───── RECORD EXCERPTS
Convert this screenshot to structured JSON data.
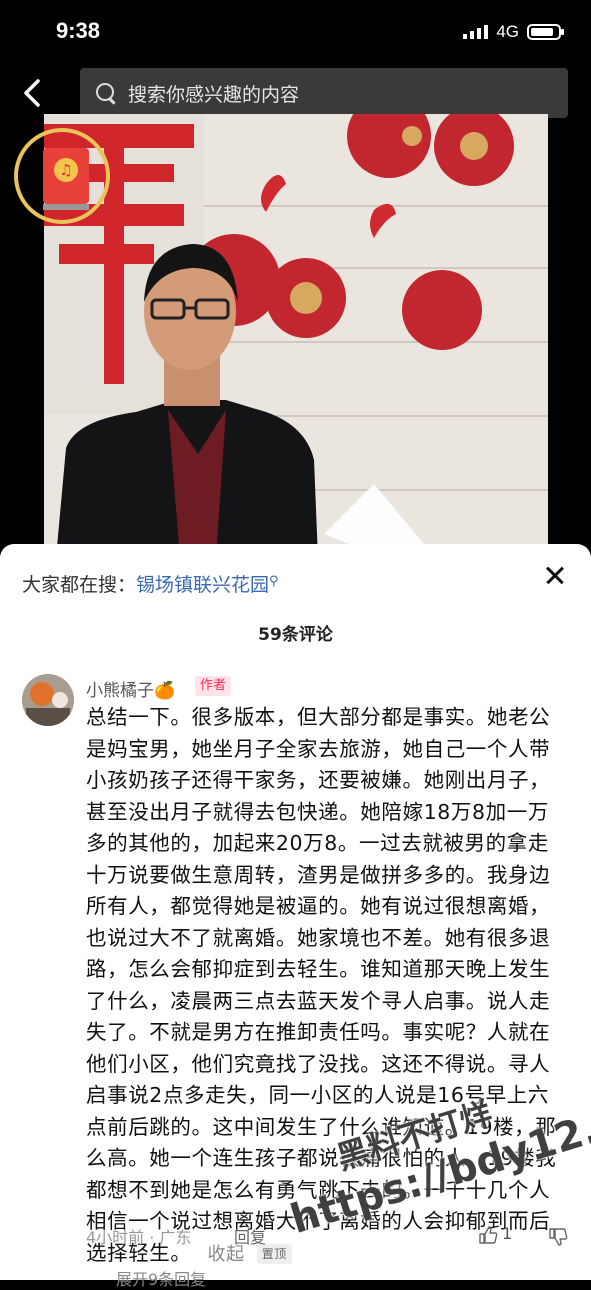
{
  "status_bar": {
    "time": "9:38",
    "network": "4G"
  },
  "search": {
    "placeholder": "搜索你感兴趣的内容"
  },
  "hot_search": {
    "label": "大家都在搜：",
    "term": "锡场镇联兴花园"
  },
  "comments_header": {
    "count_label": "59条评论"
  },
  "comment": {
    "author": "小熊橘子",
    "author_emoji": "🍊",
    "badge": "作者",
    "text": "总结一下。很多版本，但大部分都是事实。她老公是妈宝男，她坐月子全家去旅游，她自己一个人带小孩奶孩子还得干家务，还要被嫌。她刚出月子，甚至没出月子就得去包快递。她陪嫁18万8加一万多的其他的，加起来20万8。一过去就被男的拿走十万说要做生意周转，渣男是做拼多多的。我身边所有人，都觉得她是被逼的。她有说过很想离婚，也说过大不了就离婚。她家境也不差。她有很多退路，怎么会郁抑症到去轻生。谁知道那天晚上发生了什么，凌晨两三点去蓝天发个寻人启事。说人走失了。不就是男方在推卸责任吗。事实呢？人就在他们小区，他们究竟找了没找。这还不得说。寻人启事说2点多走失，同一小区的人说是16号早上六点前后跳的。这中间发生了什么谁知道。19楼，那么高。她一个连生孩子都说很痛很怕的人，19楼我都想不到她是怎么有勇气跳下去的。一千十几个人相信一个说过想离婚大不了离婚的人会抑郁到而后选择轻生。",
    "collapse": "收起",
    "pinned": "置顶",
    "time_location": "4小时前 · 广东",
    "reply": "回复",
    "likes": "1",
    "more_replies": "展开9条回复"
  },
  "watermark": {
    "line1": "黑料不打烊",
    "line2": "https://bdy12.co"
  },
  "icons": [
    "back-arrow-icon",
    "search-icon",
    "red-packet-icon",
    "music-note-icon",
    "close-icon",
    "like-icon",
    "dislike-icon"
  ]
}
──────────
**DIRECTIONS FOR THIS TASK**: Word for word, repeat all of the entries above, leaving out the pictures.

**OUTPUT OF THE TASK**:
Convert this screenshot to structured JSON data.
{
  "status_bar": {
    "time": "9:38",
    "network": "4G"
  },
  "search": {
    "placeholder": "搜索你感兴趣的内容"
  },
  "hot_search": {
    "label": "大家都在搜：",
    "term": "锡场镇联兴花园"
  },
  "comments_header": {
    "count_label": "59条评论"
  },
  "comment": {
    "author": "小熊橘子",
    "author_emoji": "🍊",
    "badge": "作者",
    "text": "总结一下。很多版本，但大部分都是事实。她老公是妈宝男，她坐月子全家去旅游，她自己一个人带小孩奶孩子还得干家务，还要被嫌。她刚出月子，甚至没出月子就得去包快递。她陪嫁18万8加一万多的其他的，加起来20万8。一过去就被男的拿走十万说要做生意周转，渣男是做拼多多的。我身边所有人，都觉得她是被逼的。她有说过很想离婚，也说过大不了就离婚。她家境也不差。她有很多退路，怎么会郁抑症到去轻生。谁知道那天晚上发生了什么，凌晨两三点去蓝天发个寻人启事。说人走失了。不就是男方在推卸责任吗。事实呢？人就在他们小区，他们究竟找了没找。这还不得说。寻人启事说2点多走失，同一小区的人说是16号早上六点前后跳的。这中间发生了什么谁知道。19楼，那么高。她一个连生孩子都说很痛很怕的人，19楼我都想不到她是怎么有勇气跳下去的。一千十几个人相信一个说过想离婚大不了离婚的人会抑郁到而后选择轻生。",
    "collapse": "收起",
    "pinned": "置顶",
    "time_location": "4小时前 · 广东",
    "reply": "回复",
    "likes": "1",
    "more_replies": "展开9条回复"
  },
  "watermark": {
    "line1": "黑料不打烊",
    "line2": "https://bdy12.co"
  },
  "icons": [
    "back-arrow-icon",
    "search-icon",
    "red-packet-icon",
    "music-note-icon",
    "close-icon",
    "like-icon",
    "dislike-icon"
  ]
}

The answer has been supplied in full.